Today the Red Cross is proudly hosting the White House forum on nonprofit leadership at our headquarters building in Washington, D.C. I had the honor of welcoming about two hundred guests to the event this morning in our Hall of service, where 100 years ago women volunteers rolled bandages for wounded soldiers during World War I.
Participants at the day-long dialogue will discuss the important role of nonprofit organizations and how to develop leadership within the sector to drive the expansion of community-based solutions to our nation’s most pressing social problems and create jobs. The nation’s 1.6 million nonprofit organizations employ 13.5 million workers, nearly 10% of the American workforce.
Co-conveners include The Annie E. Casey Foundation, The Aspen Institute Program on Philanthropy and Social Innovation, Center for Creative Leadership, Commongood Careers, Independent Sector, Public Allies and American Express.
I believe my road to the Red Cross illustrates an important lesson for future leaders in the nonprofit sector. What drew me to the American Red Cross after 28 years in the private sector was a desire to help a national treasure deal with a series of challenges, the most glaring of which was a $209 million deficit and a mountain of debt.
I walked in to the job with a preconceived notion that the Red Cross could simply benefit from some private sector-like leadership. But in truth, I was only half right.
We did deploy many of the techniques and initiatives that the for-profit sector would recognize and employ. We eliminated our deficit within two years and have actually delivered a surplus for the last two years in a row. We paid down some of our debt as well as consolidated back-office operations and centralized procurement. Today, we’re ten percent smaller than we were 6 months ago, and last fiscal year, 92 cents of every dollar went to the people we served.
These changes were necessary, but certainly not easy. We lost many of our valuable employees in process. However, none of these actions impacted our ability to deliver our mission. And let me tell you, we were tested by anything Mother Nature could throw at us—floods, hurricanes, earthquakes, tornados and wild fires.
But here’s what I found so humbling: Red Crossers, and I dare say most people who work or volunteer in the independent sector, will do virtually anything to forward our mission.
They are here because of their innate nature to want to give back, to serve others and to be a part of something greater than themselves. When you explain to a Red Crosser that what you’re doing will forward the mission and make us even better stewards of our donors’ dollars, they actually become change agents. I’ve never experienced anything like this in the for-profit world.
As a leader, I’ve learned that leading from your heart as well as your head is more gratifying and fulfilling. It’s the nature of every employee and volunteer in our sector to be mission-driven. As we seek to invest in building capable leaders in the nonprofit industry, we need to learn to harness our employees’ desire to make a difference and use it to achieve our mission.
At the risk of sounding corny, tapping into the need that so many of us have to make a difference, will not only help our sector flourish, it will make the world a better place.
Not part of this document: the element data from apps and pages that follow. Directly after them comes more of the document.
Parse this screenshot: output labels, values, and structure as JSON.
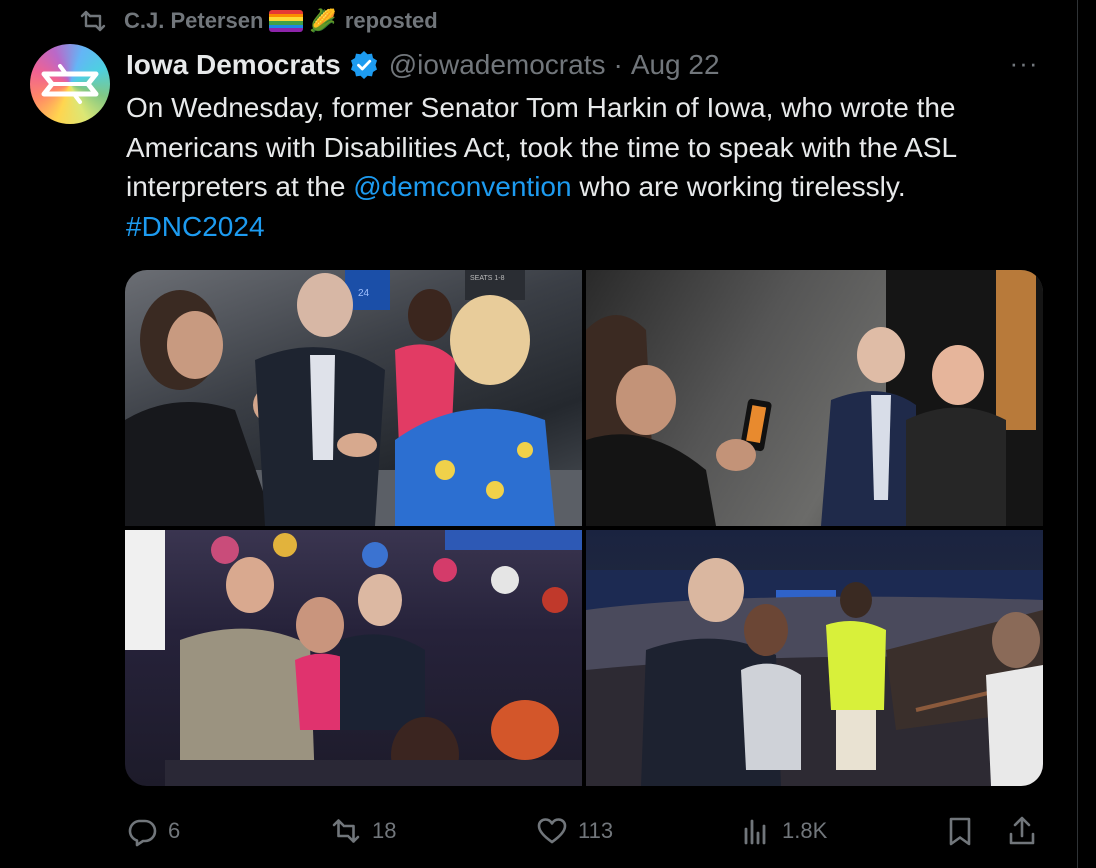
{
  "repost": {
    "reposter_name": "C.J. Petersen",
    "corn_emoji": "🌽",
    "label": "reposted",
    "icon": "repost-icon"
  },
  "tweet": {
    "display_name": "Iowa Democrats",
    "handle": "@iowademocrats",
    "separator": "·",
    "date": "Aug 22",
    "verified_color": "#1d9bf0",
    "text_1": "On Wednesday, former Senator Tom Harkin of Iowa, who wrote the Americans with Disabilities Act, took the time to speak with the ASL interpreters at the ",
    "mention": "@demconvention",
    "text_2": " who are working tirelessly. ",
    "hashtag": "#DNC2024",
    "link_color": "#1d9bf0"
  },
  "media": {
    "photos": [
      "photo-1",
      "photo-2",
      "photo-3",
      "photo-4"
    ],
    "photo1_sign": "SEATS 1-8",
    "photo1_screen": "24"
  },
  "actions": {
    "replies": "6",
    "reposts": "18",
    "likes": "113",
    "views": "1.8K",
    "icons": [
      "reply-icon",
      "repost-icon",
      "like-icon",
      "views-icon",
      "bookmark-icon",
      "share-icon"
    ]
  },
  "more_label": "···"
}
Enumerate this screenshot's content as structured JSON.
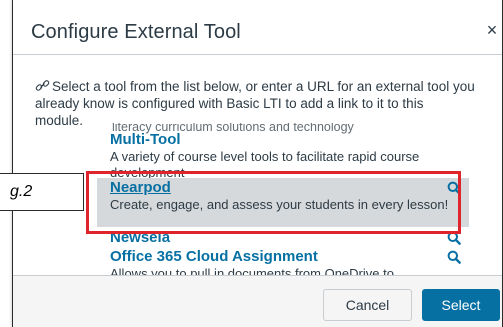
{
  "dialog": {
    "title": "Configure External Tool",
    "close_glyph": "×",
    "intro_icon": "link-icon",
    "intro_text": "Select a tool from the list below, or enter a URL for an external tool you already know is configured with Basic LTI to add a link to it to this module."
  },
  "tool_list": {
    "cut_off_text": "literacy curriculum solutions and technology",
    "items": [
      {
        "name": "Multi-Tool",
        "description": "A variety of course level tools to facilitate rapid course development",
        "selected": false,
        "icon": ""
      },
      {
        "name": "Nearpod",
        "description": "Create, engage, and assess your students in every lesson!",
        "selected": true,
        "icon": "search-icon"
      },
      {
        "name": "Newsela",
        "description": "",
        "selected": false,
        "icon": "search-icon"
      },
      {
        "name": "Office 365 Cloud Assignment",
        "description": "Allows you to pull in documents from OneDrive to",
        "selected": false,
        "icon": "search-icon"
      }
    ]
  },
  "footer": {
    "cancel_label": "Cancel",
    "select_label": "Select"
  },
  "annotation": {
    "figure_label": "g.2",
    "highlight_color": "#e0242b"
  },
  "colors": {
    "link_blue": "#0770a3",
    "text": "#2d3b45",
    "selected_bg": "#d6d9db",
    "footer_bg": "#f5f5f5"
  }
}
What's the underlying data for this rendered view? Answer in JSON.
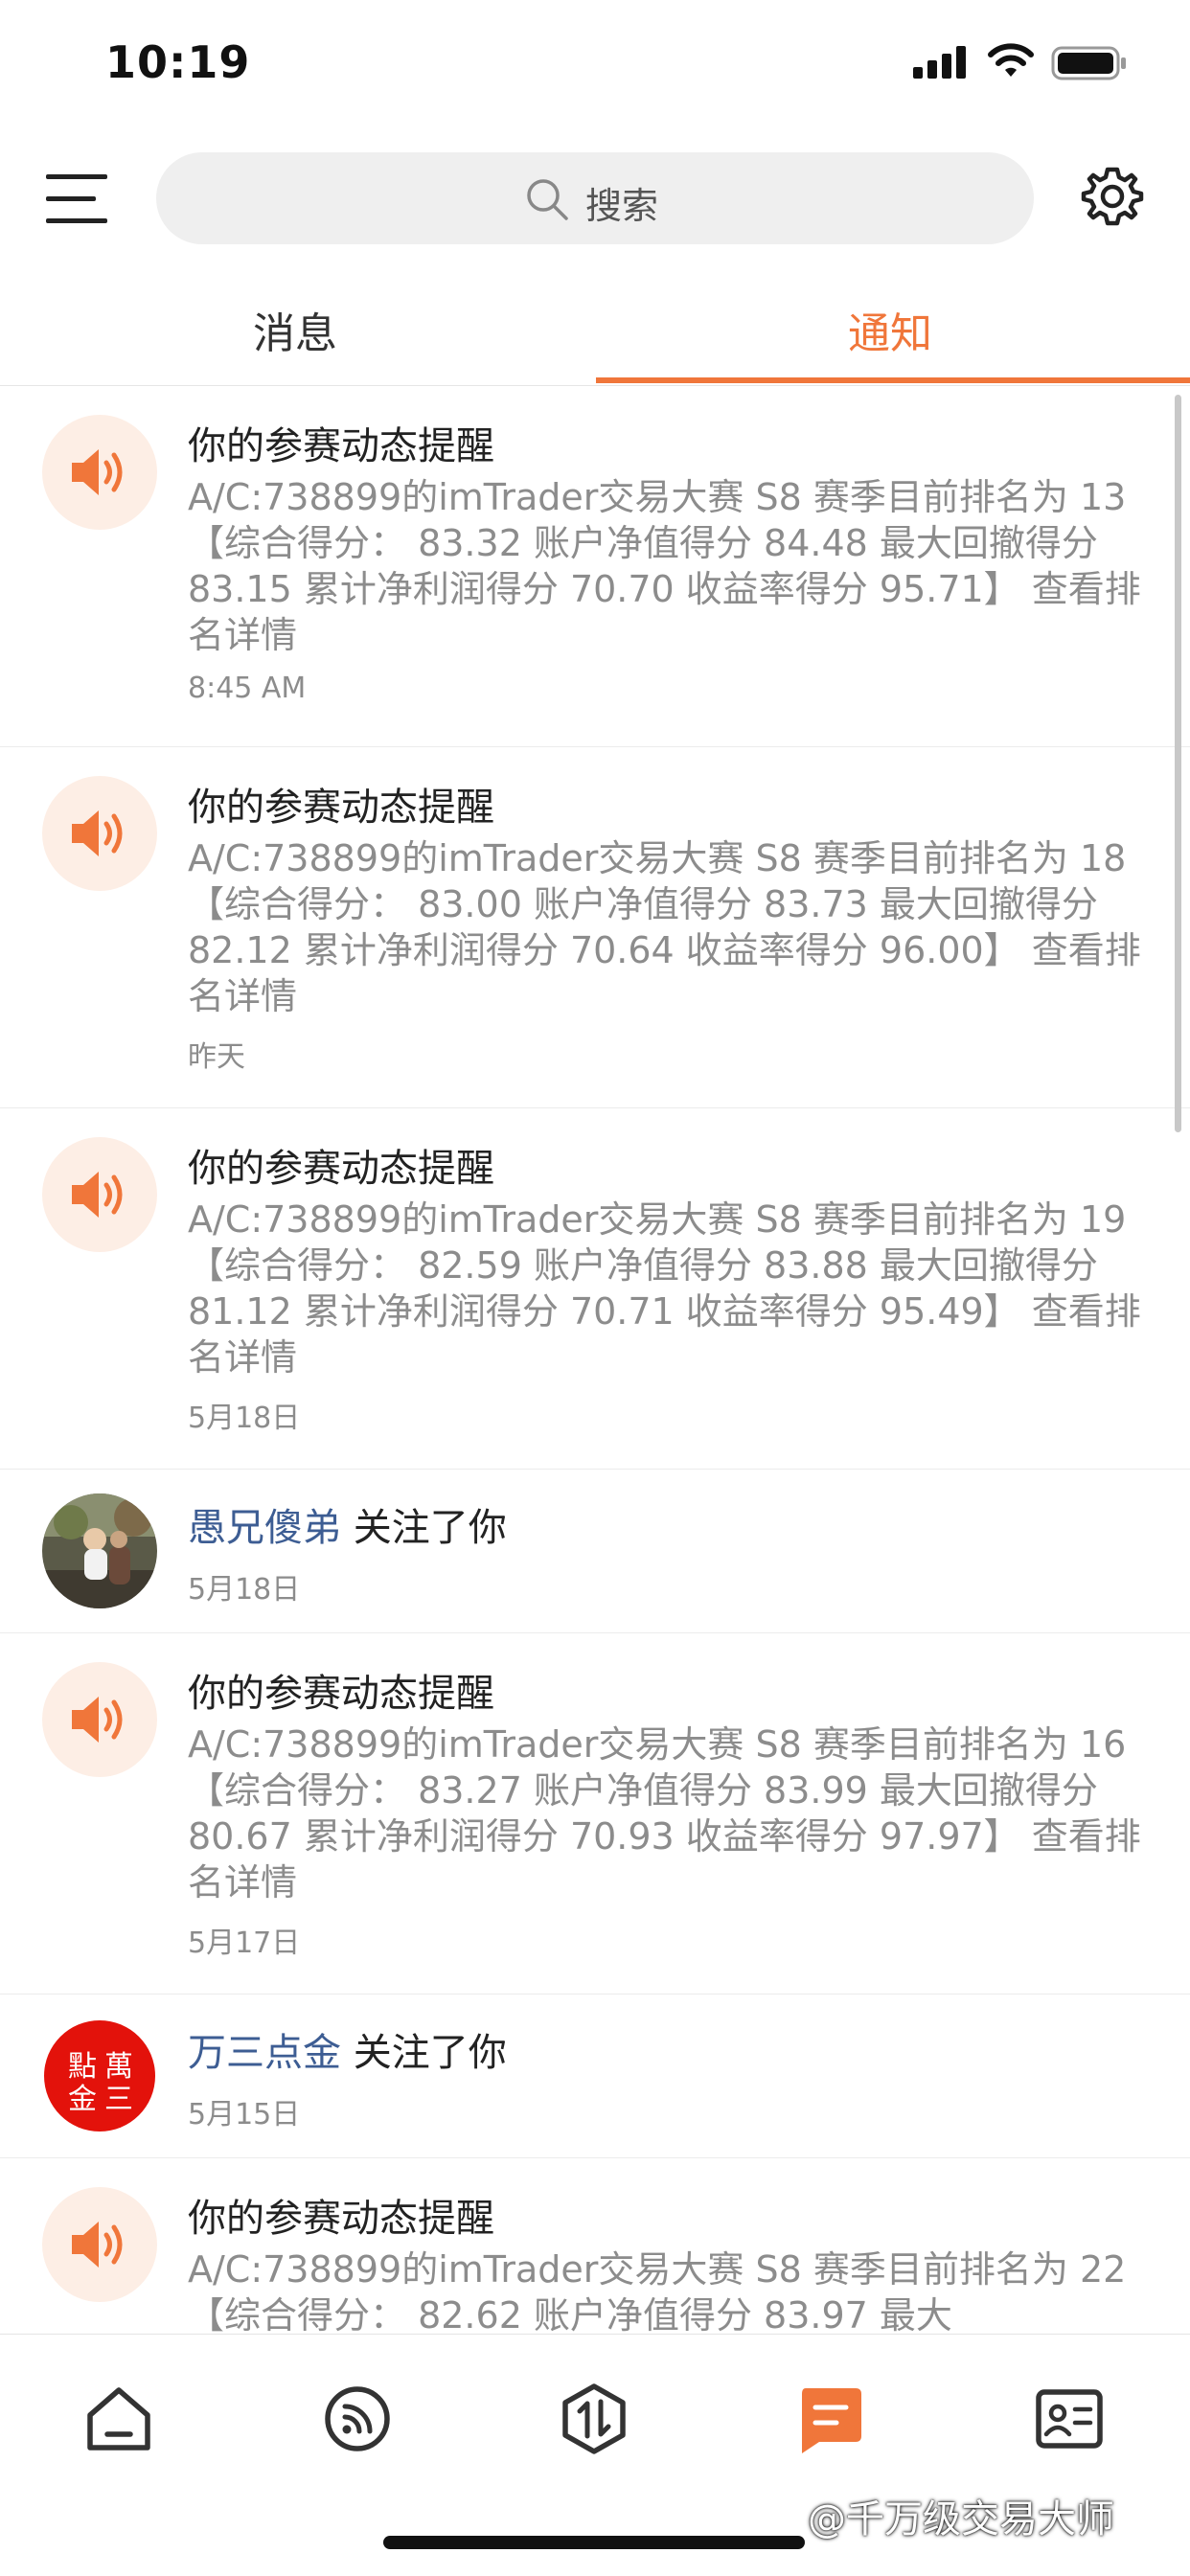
{
  "status_bar": {
    "time": "10:19"
  },
  "header": {
    "search_placeholder": "搜索"
  },
  "tabs": [
    {
      "label": "消息"
    },
    {
      "label": "通知"
    }
  ],
  "notifications": [
    {
      "title": "你的参赛动态提醒",
      "body": "A/C:738899的imTrader交易大赛 S8 赛季目前排名为 13 【综合得分： 83.32 账户净值得分 84.48 最大回撤得分 83.15 累计净利润得分 70.70 收益率得分 95.71】",
      "link": "查看排名详情",
      "time": "8:45 AM"
    },
    {
      "title": "你的参赛动态提醒",
      "body": "A/C:738899的imTrader交易大赛 S8 赛季目前排名为 18 【综合得分： 83.00 账户净值得分 83.73 最大回撤得分 82.12 累计净利润得分 70.64 收益率得分 96.00】",
      "link": "查看排名详情",
      "time": "昨天"
    },
    {
      "title": "你的参赛动态提醒",
      "body": "A/C:738899的imTrader交易大赛 S8 赛季目前排名为 19 【综合得分： 82.59 账户净值得分 83.88 最大回撤得分 81.12 累计净利润得分 70.71 收益率得分 95.49】",
      "link": "查看排名详情",
      "time": "5月18日"
    },
    {
      "user": "愚兄傻弟",
      "action": "关注了你",
      "time": "5月18日"
    },
    {
      "title": "你的参赛动态提醒",
      "body": "A/C:738899的imTrader交易大赛 S8 赛季目前排名为 16 【综合得分： 83.27 账户净值得分 83.99 最大回撤得分 80.67 累计净利润得分 70.93 收益率得分 97.97】",
      "link": "查看排名详情",
      "time": "5月17日"
    },
    {
      "user": "万三点金",
      "action": "关注了你",
      "time": "5月15日",
      "avatar_seal": "點金萬三"
    },
    {
      "title": "你的参赛动态提醒",
      "body": "A/C:738899的imTrader交易大赛 S8 赛季目前排名为 22 【综合得分： 82.62 账户净值得分 83.97 最大",
      "link": "",
      "time": ""
    }
  ],
  "bottom_nav": [
    {
      "icon": "home-icon",
      "active": false
    },
    {
      "icon": "feed-icon",
      "active": false
    },
    {
      "icon": "trade-icon",
      "active": false
    },
    {
      "icon": "message-icon",
      "active": true
    },
    {
      "icon": "profile-card-icon",
      "active": false
    }
  ],
  "watermark": "@千万级交易大师",
  "colors": {
    "accent": "#f0763a",
    "username": "#3d5d93",
    "secondary_text": "#8c8c8c"
  }
}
Investing in talent, leadership, diversity, and our human capital will help nonprofits better serve our neighbors in the long-run.